◆ **Records to use**
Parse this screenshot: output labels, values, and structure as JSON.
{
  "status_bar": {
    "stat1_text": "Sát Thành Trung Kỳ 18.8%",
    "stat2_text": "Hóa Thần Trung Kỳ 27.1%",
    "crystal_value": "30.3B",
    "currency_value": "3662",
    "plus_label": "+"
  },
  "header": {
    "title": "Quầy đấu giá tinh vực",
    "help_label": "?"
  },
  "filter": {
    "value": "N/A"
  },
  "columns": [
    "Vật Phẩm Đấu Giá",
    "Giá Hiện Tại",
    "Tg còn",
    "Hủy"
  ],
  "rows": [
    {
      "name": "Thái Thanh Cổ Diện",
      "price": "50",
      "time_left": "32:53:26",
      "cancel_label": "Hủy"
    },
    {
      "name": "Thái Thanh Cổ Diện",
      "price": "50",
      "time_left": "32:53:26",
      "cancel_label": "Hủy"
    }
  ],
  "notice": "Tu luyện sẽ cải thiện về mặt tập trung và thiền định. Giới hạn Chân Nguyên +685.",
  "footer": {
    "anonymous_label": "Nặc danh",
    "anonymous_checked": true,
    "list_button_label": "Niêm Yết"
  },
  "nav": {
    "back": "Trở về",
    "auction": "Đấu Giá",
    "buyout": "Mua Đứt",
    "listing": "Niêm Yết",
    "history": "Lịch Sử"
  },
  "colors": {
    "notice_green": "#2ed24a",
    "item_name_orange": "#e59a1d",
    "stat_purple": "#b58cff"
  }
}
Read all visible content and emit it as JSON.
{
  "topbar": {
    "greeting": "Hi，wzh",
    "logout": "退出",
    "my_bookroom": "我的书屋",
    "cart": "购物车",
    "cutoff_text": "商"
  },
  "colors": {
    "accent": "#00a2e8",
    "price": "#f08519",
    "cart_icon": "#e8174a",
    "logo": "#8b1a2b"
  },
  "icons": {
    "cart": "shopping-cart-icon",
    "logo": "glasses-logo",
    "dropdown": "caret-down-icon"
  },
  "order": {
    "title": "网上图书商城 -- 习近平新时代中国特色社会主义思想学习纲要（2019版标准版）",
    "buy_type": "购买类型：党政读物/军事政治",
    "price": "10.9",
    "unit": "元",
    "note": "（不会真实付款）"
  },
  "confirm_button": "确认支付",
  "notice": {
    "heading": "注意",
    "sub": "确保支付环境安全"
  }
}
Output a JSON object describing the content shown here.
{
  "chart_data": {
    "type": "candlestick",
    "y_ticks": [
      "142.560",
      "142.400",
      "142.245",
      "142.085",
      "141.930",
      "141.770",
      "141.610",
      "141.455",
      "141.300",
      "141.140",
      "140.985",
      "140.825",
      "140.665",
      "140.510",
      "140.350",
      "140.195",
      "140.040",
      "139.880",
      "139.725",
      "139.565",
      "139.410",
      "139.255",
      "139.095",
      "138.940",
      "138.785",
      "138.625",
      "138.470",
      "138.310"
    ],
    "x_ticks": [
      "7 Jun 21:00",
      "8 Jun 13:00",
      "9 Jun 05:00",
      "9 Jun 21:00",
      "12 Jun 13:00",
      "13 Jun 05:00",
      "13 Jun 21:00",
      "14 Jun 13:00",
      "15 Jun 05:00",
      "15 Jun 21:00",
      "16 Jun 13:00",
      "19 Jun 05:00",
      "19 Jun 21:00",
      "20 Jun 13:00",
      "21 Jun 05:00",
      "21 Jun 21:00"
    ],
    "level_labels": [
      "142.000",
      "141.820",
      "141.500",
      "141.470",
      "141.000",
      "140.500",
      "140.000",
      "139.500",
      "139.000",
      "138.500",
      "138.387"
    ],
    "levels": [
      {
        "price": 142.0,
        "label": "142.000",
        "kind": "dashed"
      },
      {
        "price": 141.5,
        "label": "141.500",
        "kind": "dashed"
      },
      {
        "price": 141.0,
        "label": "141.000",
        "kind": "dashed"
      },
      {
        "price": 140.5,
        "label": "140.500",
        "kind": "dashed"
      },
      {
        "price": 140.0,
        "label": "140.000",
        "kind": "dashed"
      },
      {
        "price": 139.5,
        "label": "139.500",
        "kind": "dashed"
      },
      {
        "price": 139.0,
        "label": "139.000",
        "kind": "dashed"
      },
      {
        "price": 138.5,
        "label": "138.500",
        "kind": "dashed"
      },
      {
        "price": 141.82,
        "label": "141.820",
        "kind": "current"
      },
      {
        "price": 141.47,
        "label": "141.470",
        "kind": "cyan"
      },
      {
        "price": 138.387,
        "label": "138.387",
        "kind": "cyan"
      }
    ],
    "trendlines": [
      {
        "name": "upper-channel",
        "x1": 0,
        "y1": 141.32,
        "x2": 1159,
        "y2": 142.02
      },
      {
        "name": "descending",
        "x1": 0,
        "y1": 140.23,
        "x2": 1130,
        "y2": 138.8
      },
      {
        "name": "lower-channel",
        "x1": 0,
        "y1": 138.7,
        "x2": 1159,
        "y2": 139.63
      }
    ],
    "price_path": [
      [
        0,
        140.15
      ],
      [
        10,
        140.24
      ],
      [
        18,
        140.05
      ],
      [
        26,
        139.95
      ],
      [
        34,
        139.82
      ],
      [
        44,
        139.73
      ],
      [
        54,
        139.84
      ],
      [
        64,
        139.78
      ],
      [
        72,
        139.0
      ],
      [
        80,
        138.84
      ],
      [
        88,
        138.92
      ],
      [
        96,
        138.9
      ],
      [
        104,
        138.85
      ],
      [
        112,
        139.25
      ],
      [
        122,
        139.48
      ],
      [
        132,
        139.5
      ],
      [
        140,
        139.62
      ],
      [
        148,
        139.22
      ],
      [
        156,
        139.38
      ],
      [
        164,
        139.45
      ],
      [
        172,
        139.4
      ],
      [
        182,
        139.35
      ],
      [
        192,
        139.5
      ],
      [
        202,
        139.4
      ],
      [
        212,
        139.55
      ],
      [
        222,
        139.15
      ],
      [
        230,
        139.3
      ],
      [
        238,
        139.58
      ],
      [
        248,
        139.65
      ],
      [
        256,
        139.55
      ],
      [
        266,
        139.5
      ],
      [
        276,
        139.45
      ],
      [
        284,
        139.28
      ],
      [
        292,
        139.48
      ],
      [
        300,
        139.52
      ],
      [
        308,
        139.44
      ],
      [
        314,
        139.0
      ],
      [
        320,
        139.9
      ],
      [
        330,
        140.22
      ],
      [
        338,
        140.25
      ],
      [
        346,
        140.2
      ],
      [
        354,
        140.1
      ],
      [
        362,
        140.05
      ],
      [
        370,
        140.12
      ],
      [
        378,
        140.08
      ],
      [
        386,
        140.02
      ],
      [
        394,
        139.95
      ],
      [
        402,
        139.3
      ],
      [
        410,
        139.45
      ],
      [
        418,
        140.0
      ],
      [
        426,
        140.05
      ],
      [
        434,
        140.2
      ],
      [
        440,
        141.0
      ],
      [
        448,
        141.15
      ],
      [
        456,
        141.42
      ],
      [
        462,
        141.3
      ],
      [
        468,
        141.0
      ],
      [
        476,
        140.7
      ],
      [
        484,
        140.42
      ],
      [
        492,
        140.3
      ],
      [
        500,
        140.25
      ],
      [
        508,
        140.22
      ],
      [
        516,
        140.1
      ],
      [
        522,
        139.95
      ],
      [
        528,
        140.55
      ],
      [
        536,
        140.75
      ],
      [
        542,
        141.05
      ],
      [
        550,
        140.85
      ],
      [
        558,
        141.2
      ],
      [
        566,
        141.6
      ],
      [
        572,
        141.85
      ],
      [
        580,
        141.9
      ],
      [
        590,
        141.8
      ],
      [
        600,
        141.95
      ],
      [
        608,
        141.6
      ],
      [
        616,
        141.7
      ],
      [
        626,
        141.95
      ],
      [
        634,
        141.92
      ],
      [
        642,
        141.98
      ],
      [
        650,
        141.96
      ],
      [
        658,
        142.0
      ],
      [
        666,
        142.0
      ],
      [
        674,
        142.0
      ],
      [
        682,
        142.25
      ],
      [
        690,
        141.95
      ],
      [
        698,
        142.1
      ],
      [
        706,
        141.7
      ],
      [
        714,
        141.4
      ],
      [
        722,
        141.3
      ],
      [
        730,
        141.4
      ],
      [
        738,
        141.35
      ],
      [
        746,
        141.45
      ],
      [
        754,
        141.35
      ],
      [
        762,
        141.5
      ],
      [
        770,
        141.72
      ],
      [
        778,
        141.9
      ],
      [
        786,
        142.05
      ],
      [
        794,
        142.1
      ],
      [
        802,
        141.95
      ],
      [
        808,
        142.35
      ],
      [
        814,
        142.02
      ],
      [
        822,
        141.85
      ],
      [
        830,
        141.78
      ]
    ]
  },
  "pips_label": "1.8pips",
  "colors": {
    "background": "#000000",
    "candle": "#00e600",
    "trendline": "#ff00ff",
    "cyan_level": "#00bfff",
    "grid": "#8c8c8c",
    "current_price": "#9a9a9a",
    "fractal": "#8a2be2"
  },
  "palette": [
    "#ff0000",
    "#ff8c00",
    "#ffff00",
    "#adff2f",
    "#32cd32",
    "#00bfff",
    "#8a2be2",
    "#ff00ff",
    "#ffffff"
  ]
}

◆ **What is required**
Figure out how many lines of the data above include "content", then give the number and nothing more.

◆ **Response to the exercise**
2